But for Russia, as a major power that is eager to maintain its self-reliance and autonomy, it is advisable to opt for developing 5G networks primarily with in-house technology. In August, the first samples of Russia-made equipment for 5G appeared and telecom companies expressed their wish to test them. Obviously, it would require more time and extra financial resources. Still, if Russian leadership wants the country to retain its defense capability at the optimal level and transform the country into a global technological hub, that is the price to pay.
5G will have extraordinary significance for any country’s digital well-being, so it must be reliable and efficacious. Russia should learn a lesson from the disruption of global supply chains, including Chinese ones, amid COVID-19. 5G is going to be so omnipresent that it will become an indispensable part of the national security agenda.
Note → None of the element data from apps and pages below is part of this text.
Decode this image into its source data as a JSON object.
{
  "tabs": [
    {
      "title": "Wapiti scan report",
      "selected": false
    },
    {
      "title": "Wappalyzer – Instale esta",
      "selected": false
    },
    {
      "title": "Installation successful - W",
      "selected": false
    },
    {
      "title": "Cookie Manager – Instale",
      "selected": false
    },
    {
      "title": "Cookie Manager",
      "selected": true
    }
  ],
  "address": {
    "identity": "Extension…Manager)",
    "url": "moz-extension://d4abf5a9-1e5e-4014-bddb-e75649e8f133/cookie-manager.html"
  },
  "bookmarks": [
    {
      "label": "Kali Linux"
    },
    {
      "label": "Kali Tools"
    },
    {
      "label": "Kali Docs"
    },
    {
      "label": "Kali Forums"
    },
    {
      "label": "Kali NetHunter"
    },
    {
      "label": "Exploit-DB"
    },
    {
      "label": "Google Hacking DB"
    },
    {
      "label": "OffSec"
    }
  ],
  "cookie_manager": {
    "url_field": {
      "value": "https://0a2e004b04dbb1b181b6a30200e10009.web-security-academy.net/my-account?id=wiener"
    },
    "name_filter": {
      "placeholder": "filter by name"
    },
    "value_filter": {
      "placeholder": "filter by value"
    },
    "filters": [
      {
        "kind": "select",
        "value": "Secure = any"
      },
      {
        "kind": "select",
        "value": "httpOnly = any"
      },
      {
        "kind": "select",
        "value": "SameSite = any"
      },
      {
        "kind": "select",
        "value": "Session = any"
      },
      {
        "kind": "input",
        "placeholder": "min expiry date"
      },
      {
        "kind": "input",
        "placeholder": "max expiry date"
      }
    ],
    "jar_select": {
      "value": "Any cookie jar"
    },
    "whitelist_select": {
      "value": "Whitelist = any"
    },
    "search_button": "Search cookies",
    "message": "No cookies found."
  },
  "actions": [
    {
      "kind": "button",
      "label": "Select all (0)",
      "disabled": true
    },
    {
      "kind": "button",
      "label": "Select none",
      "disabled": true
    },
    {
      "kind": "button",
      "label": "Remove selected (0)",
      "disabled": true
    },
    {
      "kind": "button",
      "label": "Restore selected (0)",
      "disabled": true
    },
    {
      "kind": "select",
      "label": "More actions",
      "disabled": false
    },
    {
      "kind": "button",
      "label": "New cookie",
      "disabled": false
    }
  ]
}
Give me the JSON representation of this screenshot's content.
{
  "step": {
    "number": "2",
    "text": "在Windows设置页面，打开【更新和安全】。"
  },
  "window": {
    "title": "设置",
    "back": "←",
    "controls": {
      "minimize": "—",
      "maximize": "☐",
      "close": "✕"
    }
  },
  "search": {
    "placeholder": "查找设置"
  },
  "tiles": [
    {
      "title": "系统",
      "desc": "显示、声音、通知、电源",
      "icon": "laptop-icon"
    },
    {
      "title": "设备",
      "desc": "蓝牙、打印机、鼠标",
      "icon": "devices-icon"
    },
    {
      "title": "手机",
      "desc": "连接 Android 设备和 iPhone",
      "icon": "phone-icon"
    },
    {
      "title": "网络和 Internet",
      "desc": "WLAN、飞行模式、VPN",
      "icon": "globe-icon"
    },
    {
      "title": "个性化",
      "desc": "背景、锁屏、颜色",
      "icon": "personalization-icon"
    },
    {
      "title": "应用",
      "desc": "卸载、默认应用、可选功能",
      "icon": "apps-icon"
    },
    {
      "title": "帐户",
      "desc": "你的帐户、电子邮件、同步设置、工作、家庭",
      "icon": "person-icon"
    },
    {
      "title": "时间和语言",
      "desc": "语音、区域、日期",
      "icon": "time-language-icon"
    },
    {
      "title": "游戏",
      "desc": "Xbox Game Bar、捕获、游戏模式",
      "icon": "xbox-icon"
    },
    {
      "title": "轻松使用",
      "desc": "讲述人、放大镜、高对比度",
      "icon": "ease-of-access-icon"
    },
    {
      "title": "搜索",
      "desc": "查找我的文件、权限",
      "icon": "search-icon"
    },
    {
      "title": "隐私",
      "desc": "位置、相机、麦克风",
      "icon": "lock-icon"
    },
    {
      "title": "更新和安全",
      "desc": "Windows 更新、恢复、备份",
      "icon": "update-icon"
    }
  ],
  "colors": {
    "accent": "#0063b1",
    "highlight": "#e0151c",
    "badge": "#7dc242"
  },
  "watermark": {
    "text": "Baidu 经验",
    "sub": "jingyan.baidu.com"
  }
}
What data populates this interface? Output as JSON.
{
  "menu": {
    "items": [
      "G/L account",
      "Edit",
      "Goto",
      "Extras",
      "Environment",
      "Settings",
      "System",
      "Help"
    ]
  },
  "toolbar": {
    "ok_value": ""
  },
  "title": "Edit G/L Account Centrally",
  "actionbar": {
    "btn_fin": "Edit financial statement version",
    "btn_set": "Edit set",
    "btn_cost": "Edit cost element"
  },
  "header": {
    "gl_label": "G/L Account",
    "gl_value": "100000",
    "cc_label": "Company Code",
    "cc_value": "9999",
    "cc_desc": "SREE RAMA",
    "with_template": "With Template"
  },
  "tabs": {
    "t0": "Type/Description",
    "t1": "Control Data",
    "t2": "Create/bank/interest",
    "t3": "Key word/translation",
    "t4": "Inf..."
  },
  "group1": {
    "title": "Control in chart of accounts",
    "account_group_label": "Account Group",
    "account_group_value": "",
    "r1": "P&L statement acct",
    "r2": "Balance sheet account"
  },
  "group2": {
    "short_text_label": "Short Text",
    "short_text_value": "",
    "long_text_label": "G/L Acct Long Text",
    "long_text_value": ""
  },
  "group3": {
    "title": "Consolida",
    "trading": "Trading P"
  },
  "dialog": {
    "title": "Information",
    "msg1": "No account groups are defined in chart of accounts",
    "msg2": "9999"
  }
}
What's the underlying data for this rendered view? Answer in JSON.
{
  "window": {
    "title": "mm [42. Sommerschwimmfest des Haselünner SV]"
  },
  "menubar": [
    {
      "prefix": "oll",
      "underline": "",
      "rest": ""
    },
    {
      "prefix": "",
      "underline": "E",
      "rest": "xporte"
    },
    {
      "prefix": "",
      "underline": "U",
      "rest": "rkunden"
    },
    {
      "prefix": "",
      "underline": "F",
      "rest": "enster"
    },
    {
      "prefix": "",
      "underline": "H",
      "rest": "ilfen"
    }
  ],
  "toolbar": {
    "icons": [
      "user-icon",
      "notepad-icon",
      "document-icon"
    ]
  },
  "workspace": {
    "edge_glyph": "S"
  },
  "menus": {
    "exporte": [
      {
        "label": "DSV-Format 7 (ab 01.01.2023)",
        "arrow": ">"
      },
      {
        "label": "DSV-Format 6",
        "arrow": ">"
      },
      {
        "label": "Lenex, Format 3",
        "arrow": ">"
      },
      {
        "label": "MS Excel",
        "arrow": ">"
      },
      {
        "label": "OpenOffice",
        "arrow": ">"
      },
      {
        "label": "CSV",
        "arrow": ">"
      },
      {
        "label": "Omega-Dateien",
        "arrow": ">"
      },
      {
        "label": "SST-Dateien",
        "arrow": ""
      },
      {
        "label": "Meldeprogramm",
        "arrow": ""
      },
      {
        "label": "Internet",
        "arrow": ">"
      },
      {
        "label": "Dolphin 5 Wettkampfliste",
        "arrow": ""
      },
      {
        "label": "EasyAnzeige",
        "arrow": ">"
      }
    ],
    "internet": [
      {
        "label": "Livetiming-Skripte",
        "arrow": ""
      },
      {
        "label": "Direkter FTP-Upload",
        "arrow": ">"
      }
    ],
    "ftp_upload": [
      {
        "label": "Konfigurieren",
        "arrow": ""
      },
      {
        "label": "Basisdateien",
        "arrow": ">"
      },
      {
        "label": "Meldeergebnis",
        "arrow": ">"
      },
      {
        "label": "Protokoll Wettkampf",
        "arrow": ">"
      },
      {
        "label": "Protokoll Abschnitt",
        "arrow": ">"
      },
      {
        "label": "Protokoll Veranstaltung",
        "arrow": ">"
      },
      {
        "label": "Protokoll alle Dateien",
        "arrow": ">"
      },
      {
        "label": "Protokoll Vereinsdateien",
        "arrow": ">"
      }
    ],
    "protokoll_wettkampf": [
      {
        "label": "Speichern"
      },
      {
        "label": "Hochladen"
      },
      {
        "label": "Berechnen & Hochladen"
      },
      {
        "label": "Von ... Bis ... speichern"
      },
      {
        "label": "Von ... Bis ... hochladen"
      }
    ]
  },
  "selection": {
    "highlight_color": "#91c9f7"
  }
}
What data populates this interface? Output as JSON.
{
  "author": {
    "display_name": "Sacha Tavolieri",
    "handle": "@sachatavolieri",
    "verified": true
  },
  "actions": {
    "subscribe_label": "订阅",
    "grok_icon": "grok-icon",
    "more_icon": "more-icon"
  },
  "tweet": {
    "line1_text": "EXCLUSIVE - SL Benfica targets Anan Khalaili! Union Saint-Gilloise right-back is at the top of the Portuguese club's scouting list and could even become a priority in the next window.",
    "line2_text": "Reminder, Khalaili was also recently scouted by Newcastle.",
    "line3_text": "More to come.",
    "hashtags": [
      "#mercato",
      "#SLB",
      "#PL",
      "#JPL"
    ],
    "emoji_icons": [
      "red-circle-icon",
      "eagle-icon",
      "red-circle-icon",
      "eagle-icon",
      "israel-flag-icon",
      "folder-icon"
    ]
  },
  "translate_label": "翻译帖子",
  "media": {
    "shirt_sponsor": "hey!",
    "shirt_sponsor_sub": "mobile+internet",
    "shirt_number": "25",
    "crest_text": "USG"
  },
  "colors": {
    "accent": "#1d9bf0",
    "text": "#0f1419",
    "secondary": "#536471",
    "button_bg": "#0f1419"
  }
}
Hence, even though it may take more money (the estimated cost for constructing a factory for 5G equipment is roughly $5 billion) and time (modest calculations speak of two years or more) to deploy 5G in Russia with home-made equipment – it is worth the expense.
Danil Bochkov is an expert at the Russian International Affairs Council. He earned his Master of Economics at MGIMO-University under the Ministry of Foreign Affairs of Russia. He also has a master’s degree in world economy from the University of International Business and Economics (UIBE, Beijing). His expert commentaries have appeared in South China Morning Post and China Daily. He tweets at @danil_bochkov_